Officers with the Hartford Police Department say they found 100 additional bags of fentanyl in the room of a 13-year-old who died after overdosing at school this month.
The seventh-grader, whose identity has not been revealed, overdosed at the Sports and Medical Sciences Academy in Hartford, Connecticut on January 13. He was taken to a local hospital, but died two days later, police said.
Police say a person of interest has been identified in the investigation. The person is believed to have a history with narcotics, and would reportedly visit the the teen’s home. However, police have not identified the man as a suspect.
“We can confidently say that the fentanyl that caused the overdose was the same fentanyl that was located in the juvenile’s bedroom,” police said Tuesday. “At this time, we have found no evidence that anyone other than the deceased juvenile brought the fentanyl to school.”
While searching to school, officers found 40 small bags of powdered fentanyl in the gymnasium and several classrooms. Two other students were exposed to the drug but have since been released from the hospital.
Investigating further, officers found an additional 100 bags of fentanyl in the teen’s bedroom. Police said the fentanyl was packaged in the same manner as the bags located at the school, had the same identifying stamp and tested at an even higher purity level, according to WTNH.
The samples of fentanyl found at the school came back as 58 percent pure. Police say the bags found in the teen’s bedroom tested at 60 percent purity.
The investigation into how the teen came into possession of the drug is still open. Police say the teen’s mother has been fully cooperative during the investigation. They added that there is no evidence at this time supporting the mother having any prior knowledge of her son’s possession of the drug.

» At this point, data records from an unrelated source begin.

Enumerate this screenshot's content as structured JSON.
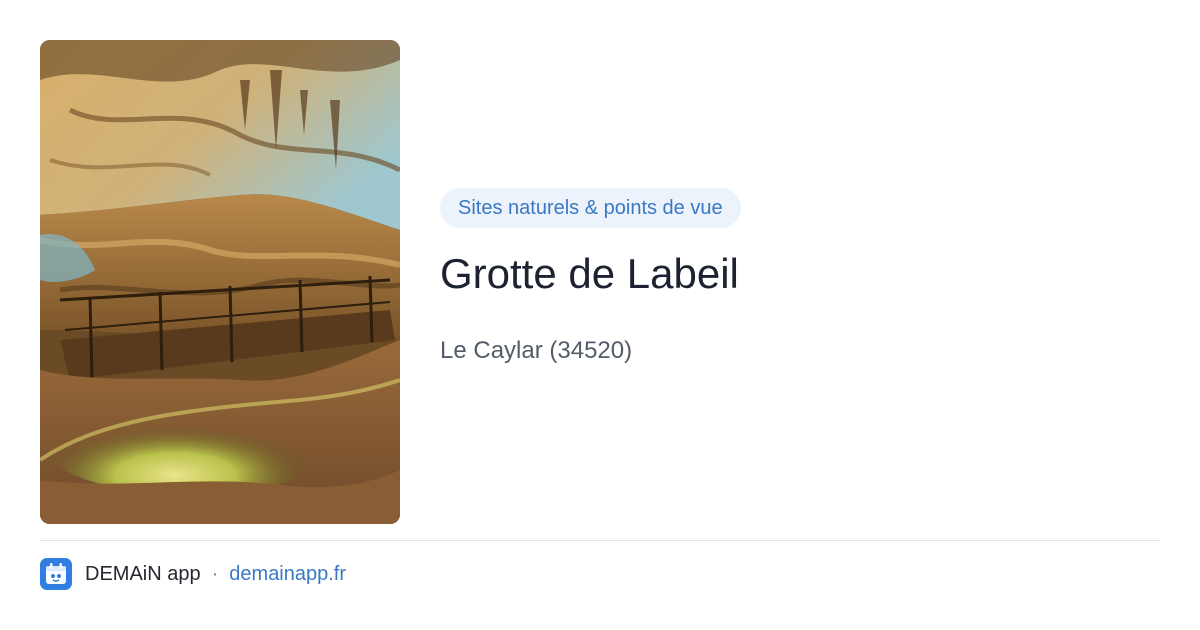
{
  "photo": {
    "subject": "cave-interior-photo",
    "colors": {
      "rock_warm": "#c9a35e",
      "rock_dark": "#4a3118",
      "water_glow": "#c8d24a",
      "ceiling_blue": "#9ec7cf"
    }
  },
  "place": {
    "category": "Sites naturels & points de vue",
    "name": "Grotte de Labeil",
    "location": "Le Caylar (34520)"
  },
  "footer": {
    "app_name": "DEMAiN app",
    "separator": "·",
    "app_link": "demainapp.fr",
    "app_icon": "app-logo-icon"
  },
  "colors": {
    "accent": "#3a78c6",
    "badge_bg": "#edf3fb",
    "title": "#1c2230",
    "muted": "#545b69",
    "divider": "#dde5ec",
    "icon_bg": "#2f7fe0"
  }
}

Nearly 92,000 people in the U.S. died from a drug-involved overdose in 2020, including illicit drugs and prescription opioids, according to the National Institute on Drug Abuse (NIDA).

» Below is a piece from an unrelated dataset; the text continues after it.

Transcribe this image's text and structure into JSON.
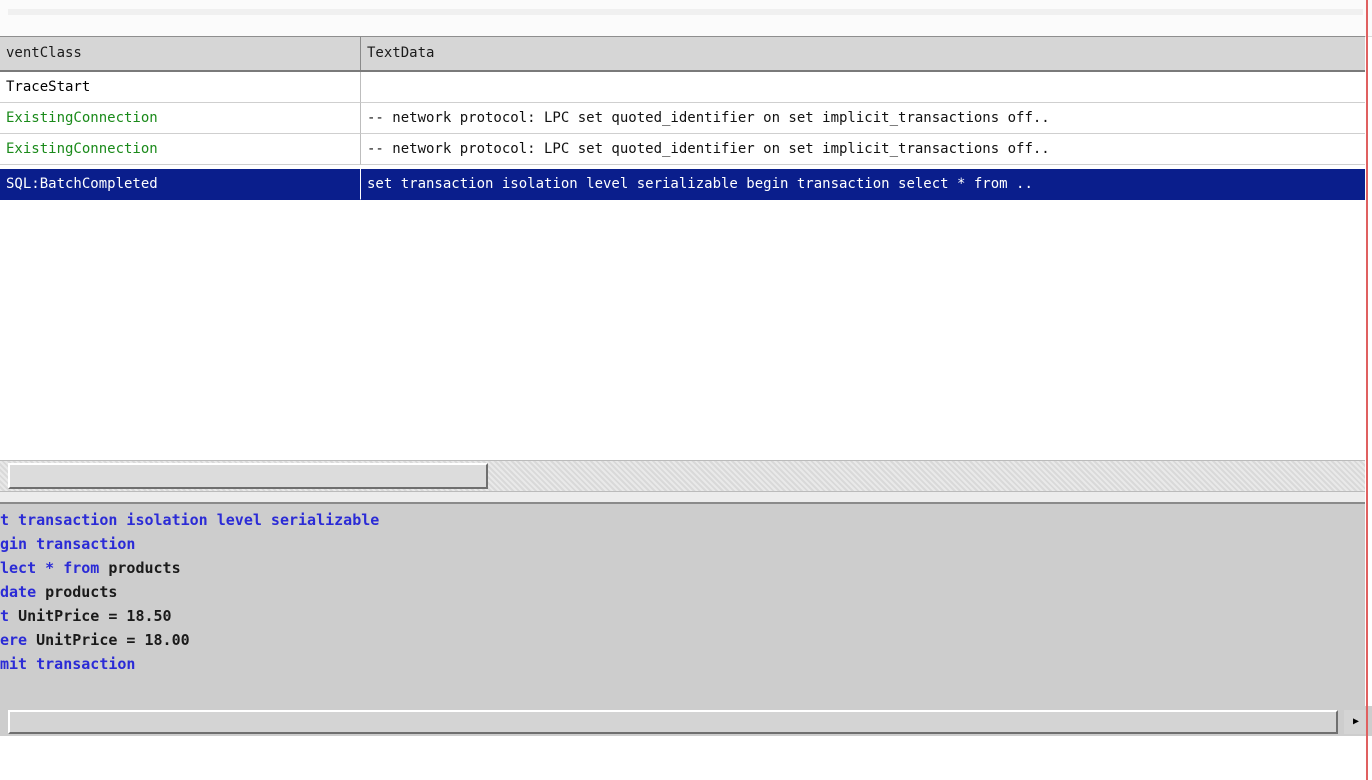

Synthetic opioids, including fentanyl, are now the most common drugs involved in overdose deaths in the U.S. In 2017, 59 percent of opioid-related deaths involved fentanyl compared to 14.3 percent in 2010, according to NIDA data.
Most overdoses do not involve prescription fentanyl but illegally made fentanyl mixed with other opioids like heroin—with or without the users’ knowledge, the CDC says.